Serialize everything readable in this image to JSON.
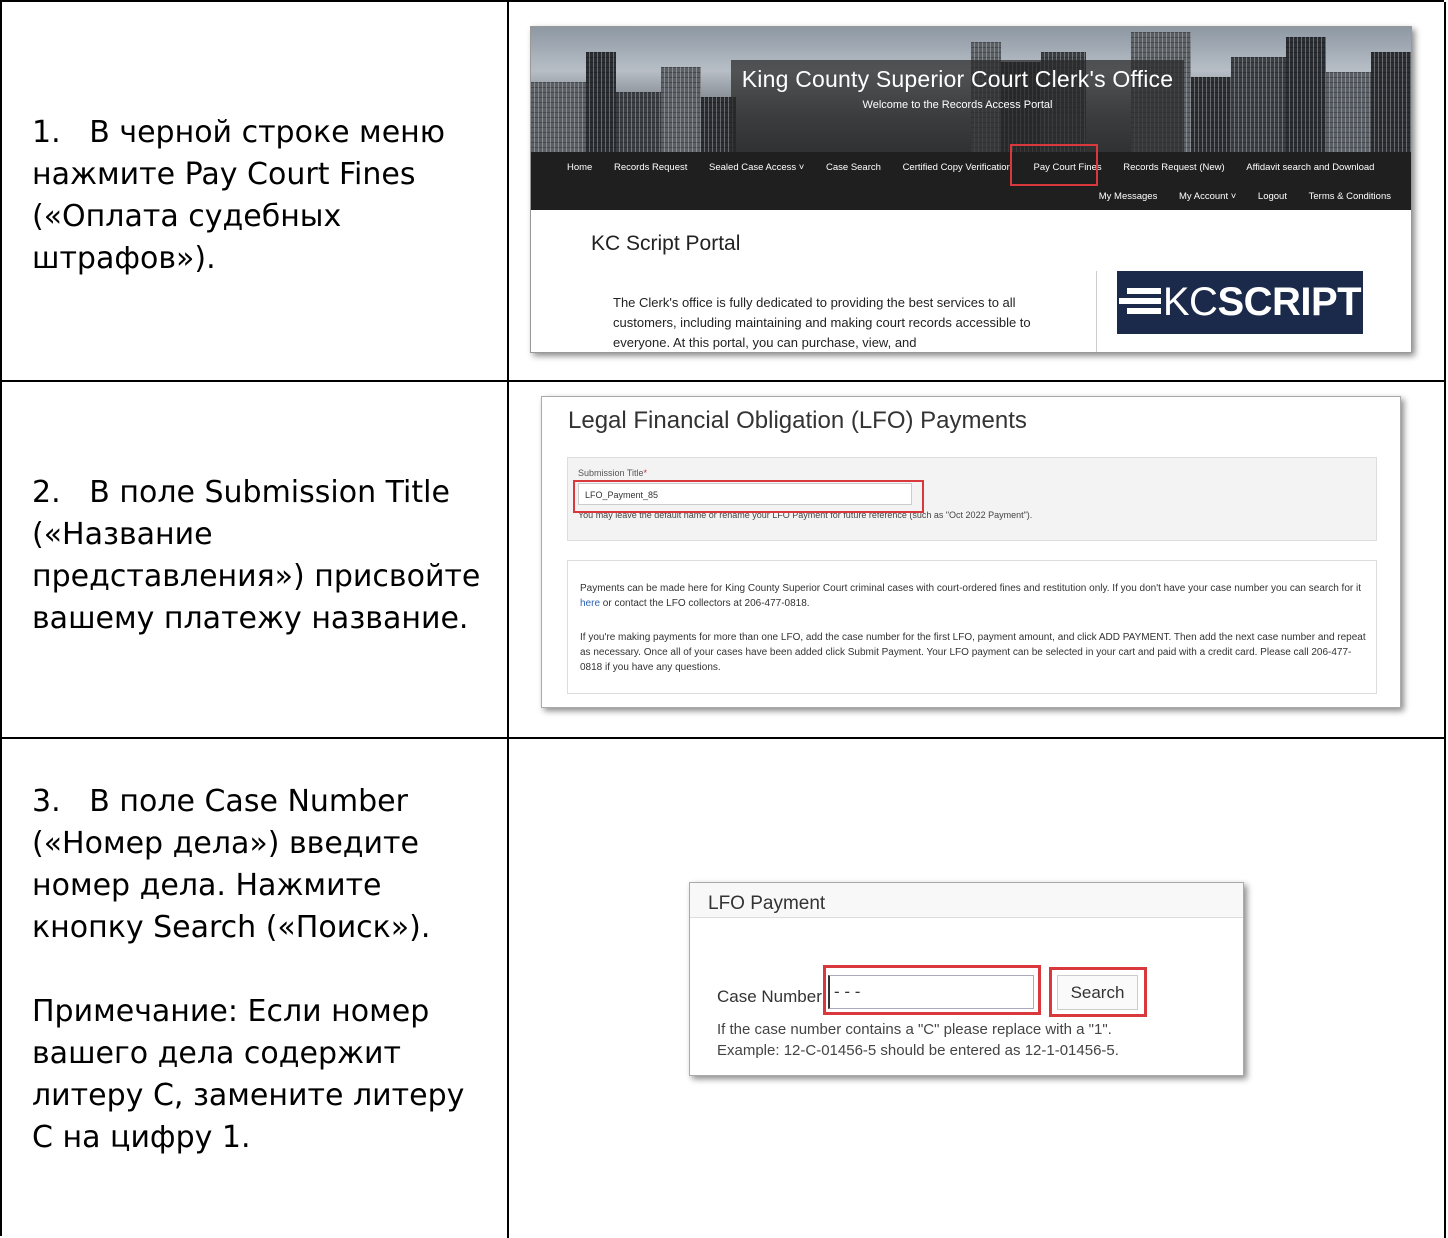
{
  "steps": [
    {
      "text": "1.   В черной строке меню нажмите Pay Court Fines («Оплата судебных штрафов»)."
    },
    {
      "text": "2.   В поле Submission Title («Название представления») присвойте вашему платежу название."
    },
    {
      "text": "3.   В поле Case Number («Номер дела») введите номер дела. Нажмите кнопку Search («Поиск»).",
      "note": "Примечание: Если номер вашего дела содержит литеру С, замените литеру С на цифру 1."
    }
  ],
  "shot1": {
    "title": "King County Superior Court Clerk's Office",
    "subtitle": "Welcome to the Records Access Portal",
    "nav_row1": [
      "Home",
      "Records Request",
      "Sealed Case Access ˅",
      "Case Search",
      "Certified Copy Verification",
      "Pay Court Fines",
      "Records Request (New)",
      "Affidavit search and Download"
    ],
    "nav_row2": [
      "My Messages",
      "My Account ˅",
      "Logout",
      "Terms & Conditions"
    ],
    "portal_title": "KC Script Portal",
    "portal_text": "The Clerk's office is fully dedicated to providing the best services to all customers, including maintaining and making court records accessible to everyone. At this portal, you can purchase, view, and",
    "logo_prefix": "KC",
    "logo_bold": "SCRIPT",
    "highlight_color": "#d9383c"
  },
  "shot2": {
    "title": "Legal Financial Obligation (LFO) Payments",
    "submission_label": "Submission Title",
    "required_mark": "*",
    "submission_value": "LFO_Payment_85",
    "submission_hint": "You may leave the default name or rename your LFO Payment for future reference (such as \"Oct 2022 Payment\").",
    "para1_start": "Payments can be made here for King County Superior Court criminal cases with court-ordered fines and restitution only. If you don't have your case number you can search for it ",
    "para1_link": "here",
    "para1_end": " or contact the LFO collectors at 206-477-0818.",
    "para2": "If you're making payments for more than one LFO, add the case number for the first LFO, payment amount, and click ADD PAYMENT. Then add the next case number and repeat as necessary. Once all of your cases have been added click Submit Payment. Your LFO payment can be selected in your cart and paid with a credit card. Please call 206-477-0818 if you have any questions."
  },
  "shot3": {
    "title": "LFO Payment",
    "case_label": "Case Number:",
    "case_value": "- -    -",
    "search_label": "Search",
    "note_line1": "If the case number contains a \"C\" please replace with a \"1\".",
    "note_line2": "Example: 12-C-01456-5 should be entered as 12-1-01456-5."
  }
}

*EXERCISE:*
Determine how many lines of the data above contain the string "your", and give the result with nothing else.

*RESULT OF THE EXERCISE:*
3